KITTED OUT: Tokelo Mosuwe, 10, who will be in Grade 4 this year at Northridge Primary School, shops for his stationery.
Picture: Jacques Naude
African News Agency/ANA
Stationery can be a daunting expense if you don’t do your homework. As children across the country prepare to return to school next week, parents will be facing price hikes that the new school year presents, including the cost of stationery.

Stores have been abuzz this week with parents and children doing last-minute shopping.

Nomvelo Mbenya, whose three children, aged seven to 13, attend Glenstantia Primary School in Pretoria, said the cost of stationery items had been on the rise since 2014.

“I often hear how people complain about school uniforms, but another dent in our pockets which is often overlooked is stationery. Those chair bags, Pritt glues and pastels are now costly."

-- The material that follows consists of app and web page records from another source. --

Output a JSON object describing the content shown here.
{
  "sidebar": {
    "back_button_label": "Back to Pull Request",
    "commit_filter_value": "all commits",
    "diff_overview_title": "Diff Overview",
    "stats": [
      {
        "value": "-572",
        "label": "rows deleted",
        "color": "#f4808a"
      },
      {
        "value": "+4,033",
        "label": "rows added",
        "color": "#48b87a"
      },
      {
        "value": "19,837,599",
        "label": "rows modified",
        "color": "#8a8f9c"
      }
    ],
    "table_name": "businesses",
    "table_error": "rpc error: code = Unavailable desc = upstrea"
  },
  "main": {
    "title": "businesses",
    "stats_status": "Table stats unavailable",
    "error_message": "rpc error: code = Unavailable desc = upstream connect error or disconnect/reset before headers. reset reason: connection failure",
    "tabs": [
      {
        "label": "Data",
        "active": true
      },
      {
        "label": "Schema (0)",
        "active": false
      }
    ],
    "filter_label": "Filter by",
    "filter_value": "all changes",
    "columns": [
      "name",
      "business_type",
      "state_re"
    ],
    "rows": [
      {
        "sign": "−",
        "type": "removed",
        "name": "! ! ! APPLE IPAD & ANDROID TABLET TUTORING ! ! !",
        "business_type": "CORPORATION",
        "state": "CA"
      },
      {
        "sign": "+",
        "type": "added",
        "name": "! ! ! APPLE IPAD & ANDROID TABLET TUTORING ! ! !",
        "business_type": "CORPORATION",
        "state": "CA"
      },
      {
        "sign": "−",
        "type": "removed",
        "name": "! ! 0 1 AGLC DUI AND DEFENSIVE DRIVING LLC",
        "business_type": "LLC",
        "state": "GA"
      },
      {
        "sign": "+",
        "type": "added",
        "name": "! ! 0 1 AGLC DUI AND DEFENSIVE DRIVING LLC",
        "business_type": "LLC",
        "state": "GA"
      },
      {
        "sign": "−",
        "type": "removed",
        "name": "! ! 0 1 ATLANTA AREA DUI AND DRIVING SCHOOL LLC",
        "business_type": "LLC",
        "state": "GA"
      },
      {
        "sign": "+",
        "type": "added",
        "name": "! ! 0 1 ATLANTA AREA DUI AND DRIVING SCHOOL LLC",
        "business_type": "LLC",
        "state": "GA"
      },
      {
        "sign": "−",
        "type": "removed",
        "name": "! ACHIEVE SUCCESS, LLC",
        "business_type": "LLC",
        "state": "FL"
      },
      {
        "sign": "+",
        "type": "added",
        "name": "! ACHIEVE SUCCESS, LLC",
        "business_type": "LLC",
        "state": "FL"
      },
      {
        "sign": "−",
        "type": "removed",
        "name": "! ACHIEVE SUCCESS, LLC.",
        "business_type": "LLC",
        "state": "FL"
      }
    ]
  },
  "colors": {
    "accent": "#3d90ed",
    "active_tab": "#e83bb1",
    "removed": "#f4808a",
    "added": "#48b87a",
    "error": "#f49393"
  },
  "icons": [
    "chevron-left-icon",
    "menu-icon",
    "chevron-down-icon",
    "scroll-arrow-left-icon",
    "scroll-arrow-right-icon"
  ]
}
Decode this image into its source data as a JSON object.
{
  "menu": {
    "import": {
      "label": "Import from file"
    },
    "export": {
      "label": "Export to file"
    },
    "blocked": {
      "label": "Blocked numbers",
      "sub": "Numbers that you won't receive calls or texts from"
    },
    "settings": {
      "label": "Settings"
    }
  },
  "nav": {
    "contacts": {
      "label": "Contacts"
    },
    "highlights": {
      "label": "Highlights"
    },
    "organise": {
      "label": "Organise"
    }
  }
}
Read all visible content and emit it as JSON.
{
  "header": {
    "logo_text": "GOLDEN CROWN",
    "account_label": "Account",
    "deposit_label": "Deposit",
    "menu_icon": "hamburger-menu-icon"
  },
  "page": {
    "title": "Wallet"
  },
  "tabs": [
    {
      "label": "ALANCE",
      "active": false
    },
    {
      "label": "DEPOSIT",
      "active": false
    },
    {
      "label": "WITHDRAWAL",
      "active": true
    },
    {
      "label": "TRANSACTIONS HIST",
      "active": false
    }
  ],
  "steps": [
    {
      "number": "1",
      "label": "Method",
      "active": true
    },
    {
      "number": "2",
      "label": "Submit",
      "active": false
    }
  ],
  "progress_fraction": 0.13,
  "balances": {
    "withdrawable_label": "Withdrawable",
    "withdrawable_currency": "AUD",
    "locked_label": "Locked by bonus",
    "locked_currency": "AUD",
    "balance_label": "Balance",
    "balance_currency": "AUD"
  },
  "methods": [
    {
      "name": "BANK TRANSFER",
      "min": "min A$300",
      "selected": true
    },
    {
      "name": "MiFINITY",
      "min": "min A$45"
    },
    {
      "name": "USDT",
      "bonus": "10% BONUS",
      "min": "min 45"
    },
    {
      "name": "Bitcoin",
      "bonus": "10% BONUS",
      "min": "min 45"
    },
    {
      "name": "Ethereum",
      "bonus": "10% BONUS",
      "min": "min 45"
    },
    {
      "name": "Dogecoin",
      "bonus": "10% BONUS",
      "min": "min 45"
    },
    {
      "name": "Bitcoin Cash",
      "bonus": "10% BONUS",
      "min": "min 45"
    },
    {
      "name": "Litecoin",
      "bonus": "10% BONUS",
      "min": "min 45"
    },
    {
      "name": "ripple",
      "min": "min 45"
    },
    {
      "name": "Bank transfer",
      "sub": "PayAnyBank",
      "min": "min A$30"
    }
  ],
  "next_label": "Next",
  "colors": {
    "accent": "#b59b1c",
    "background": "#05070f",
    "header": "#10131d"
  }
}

Some parents said they had observed an increase in stationery prices, but Mecca Stationery, a shop in the Pretoria CBD, said the rise and fall of the rand had an impact on the price of school stationery.

Some schools don't provide stationery, and a parent with a child going to school on Wednesday might find themselves forking out more than R800 on stationery alone.

An average cost taken from a comparison of four schools' stationery list requirements for Grade 1 to Grade 12 classes totalled R950.

Janine Shannon, a mother of a Grade 6 learner at Robert Hicks Primary School, said although her son would be using some of the stationery from last year, the cost this year was higher than it was last year.

“You don’t have to buy everything on the list, but for every grade the children are expected to have different things. The higher the grade, the more expensive the items,” she said.

Another parent, Sheila Lumpur, said she has had to cut down on expenditures to cope with these increments. “Every year I have a budget, but I was shocked that the prices have gone up so much.”

Lebogany Mosuwe, whose 10-year-old son Tokelo attends Northridge Primary School, said back-to-school supplies, particularly stationery, had changed considerably in recent years, and were now marketed as “fashionable” items.

She felt they allowed kids to express themselves, but others argued that they detracted from learning and were a waste of money.

Bidvest Waltons is one of the country’s leading providers of school and office supplies. A quick browse of their website takes you to the My Back2School page, where you can find the “recommended stationery (not school-specific)" for every grade.

If you were to buy all the recommended items for Grade 1 it would come to R1377.

Gauteng Education Department spokesperson Steve Mabona said learning and teaching support material (textbooks and stationery) was budgeted for all schools.

“Schools complete requisition forms based on their individual needs using the allocated budget," he said.”